Hurricane Hector Discussion Number 20

Wiki-Hurricanes Forecast Center

2:00 PM PDT Sun Aug 5 2018

Hector appeared to undergo some sort of internal reconfiguring this morning, perhaps not a typical eyewall replacement cycle, but one where a disconnected main eyewall connects and merges back into a secondary eyewall. This has historically been observed on some occasions within intense tropical cyclones on radar imagery. The hurricane has become more organized since that process completed, with the eye becoming more clear and distinct on visible and infrared channels. High resolution visible imagery reveals the presence of eyewall mesovorticies spinning about in the eye. Microwave data shows that Hector has taken a fairly simplistic two-fold structure: the storm is primarily a strong central dense overcast and a tightly bound rainband to its north. An occasional ring of -70°C cloud tops has completely encircled the eye, reflective of intensification. UW-CIMSS ADT estimates have increased once again T6.0/115kt in reflection of recent satellite improvements. A supportive SATCON consensus of 112 kt and consensus SAB and TAFB estimates of T6.0/115kt give plenty of rationale to increase Hector to 115 kt once again, making it a Category 4 hurricane.

There are no new developments to speak of regarding track and intensity forecasts. We continue to anticipate the same west-northwest to west track noted in earlier advisories, shaped by a weakening and restrengthening of the subtropical ridge north of Hawaii.
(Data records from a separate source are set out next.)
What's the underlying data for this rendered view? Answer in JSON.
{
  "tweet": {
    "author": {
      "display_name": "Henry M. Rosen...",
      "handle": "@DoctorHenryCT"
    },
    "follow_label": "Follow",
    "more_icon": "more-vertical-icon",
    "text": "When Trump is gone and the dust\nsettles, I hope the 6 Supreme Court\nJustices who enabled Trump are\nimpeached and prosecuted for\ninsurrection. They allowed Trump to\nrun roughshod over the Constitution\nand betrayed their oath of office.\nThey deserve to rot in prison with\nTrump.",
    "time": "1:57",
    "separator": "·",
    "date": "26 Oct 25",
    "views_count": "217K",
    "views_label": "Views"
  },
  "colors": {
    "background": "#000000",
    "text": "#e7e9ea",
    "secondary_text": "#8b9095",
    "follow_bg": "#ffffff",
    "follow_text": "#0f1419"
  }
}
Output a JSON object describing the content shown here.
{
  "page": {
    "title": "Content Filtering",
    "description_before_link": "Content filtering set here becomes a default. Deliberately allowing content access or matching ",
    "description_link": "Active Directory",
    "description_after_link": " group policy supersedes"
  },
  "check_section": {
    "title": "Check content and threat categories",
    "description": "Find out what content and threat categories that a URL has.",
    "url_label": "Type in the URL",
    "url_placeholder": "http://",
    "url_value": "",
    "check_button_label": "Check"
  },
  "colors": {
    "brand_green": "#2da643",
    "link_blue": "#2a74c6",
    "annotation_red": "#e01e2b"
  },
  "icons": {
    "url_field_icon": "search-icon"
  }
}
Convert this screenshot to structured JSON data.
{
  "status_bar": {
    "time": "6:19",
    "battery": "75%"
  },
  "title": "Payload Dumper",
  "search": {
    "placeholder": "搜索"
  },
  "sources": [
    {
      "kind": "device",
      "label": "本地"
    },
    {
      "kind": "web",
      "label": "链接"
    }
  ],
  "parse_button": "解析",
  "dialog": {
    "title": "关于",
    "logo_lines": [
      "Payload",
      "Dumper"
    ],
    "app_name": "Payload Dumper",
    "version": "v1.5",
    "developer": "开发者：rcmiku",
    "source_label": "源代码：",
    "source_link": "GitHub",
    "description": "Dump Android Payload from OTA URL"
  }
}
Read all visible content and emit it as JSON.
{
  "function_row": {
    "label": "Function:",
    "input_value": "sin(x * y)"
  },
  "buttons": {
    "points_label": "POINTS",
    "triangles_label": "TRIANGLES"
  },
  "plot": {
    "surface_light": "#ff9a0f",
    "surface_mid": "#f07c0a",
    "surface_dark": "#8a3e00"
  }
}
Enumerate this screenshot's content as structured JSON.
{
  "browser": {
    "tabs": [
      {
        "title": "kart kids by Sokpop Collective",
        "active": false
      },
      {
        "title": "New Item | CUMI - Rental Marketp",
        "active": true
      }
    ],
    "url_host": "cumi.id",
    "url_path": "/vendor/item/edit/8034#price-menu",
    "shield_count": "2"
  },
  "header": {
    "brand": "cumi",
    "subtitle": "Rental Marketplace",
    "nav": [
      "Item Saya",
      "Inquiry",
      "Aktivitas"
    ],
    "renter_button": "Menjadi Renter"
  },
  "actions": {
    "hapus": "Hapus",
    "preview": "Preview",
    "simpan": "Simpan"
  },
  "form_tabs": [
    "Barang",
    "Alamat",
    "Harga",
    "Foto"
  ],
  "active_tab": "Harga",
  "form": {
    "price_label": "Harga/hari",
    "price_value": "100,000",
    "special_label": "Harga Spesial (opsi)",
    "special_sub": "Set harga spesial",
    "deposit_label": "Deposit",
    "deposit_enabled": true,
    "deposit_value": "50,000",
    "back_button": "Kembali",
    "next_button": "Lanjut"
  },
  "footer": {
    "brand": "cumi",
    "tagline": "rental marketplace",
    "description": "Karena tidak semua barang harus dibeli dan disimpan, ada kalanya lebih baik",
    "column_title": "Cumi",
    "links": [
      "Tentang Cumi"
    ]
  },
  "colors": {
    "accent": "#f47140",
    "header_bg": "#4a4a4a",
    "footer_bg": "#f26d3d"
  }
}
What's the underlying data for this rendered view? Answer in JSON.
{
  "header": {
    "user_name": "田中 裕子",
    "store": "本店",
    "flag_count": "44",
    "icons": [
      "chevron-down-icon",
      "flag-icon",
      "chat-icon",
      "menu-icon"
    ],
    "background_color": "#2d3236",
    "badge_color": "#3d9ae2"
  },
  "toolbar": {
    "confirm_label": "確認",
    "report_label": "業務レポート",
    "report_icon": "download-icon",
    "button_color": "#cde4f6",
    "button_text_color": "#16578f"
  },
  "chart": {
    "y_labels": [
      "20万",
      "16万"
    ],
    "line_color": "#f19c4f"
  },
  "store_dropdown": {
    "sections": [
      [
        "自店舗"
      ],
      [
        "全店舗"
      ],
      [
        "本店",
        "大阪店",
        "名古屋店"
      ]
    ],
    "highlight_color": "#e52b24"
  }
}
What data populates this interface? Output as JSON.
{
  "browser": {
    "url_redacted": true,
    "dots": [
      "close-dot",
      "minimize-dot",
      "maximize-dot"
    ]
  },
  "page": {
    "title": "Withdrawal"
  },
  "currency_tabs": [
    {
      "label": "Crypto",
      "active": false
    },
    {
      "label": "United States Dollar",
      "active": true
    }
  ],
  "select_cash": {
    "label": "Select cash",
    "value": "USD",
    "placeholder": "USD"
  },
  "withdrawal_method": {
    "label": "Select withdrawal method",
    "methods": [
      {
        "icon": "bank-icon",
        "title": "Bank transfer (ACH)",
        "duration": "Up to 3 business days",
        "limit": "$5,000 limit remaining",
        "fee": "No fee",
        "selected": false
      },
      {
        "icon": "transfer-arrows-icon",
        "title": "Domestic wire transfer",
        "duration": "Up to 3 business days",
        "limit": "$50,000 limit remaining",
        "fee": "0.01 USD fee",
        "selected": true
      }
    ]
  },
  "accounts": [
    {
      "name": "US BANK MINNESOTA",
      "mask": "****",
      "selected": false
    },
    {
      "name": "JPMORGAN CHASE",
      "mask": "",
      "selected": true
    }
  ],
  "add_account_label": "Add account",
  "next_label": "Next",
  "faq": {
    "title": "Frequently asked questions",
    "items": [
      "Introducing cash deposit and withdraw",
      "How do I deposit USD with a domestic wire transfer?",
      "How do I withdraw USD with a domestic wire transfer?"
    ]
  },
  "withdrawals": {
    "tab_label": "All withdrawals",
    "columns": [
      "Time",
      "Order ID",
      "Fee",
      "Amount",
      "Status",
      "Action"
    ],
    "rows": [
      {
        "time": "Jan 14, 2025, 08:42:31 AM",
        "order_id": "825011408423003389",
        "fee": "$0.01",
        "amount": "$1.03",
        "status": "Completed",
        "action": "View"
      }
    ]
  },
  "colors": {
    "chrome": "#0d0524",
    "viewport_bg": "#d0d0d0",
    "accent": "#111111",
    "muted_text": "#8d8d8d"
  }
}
Hector has kept a more direct westerly path for slightly longer than expected, but is well in line of the ensemble spreads and thus no change is anticipated. The most likely scenario remains a 50-150 nautical mile pass south of Hawaii, and gusty winds, fringe rainband effects, and rough surf are the current expected slate of impacts for Big Island, with rough surf for all Hawaiian islands anticipated.

Conditions remain marginal for development, but Hector is doing well with the current environment. The next 24 hours provide the best opportunity for short-term strengthening before the hurricane tries to hold steady in challengingly dry conditions as it nears Hawaii. As models refine their track assessments south of Hawaii, it appears that there are some indications that Hector could avoid downsloping winds from Big Island and find itself in more favorable conditions, and some synoptic guidance immediately starts to intensify Hector after passing the islands. With some minor tweaks, the intensity forecast philosophy is carried over from the previous advisory.


INIT 05/2100Z 115 KT 130 MPH

12H 06/0600Z 120 KT 140 MPH

24H 06/1800Z 120 KT 140 MPH

36H 07/0600Z 115 KT 130 MPH

48H 07/1800Z 105 KT 120 MPH


96H 09/1800Z 85 KT 100 MPH

120H 10/1800Z 90 KT 105 MPH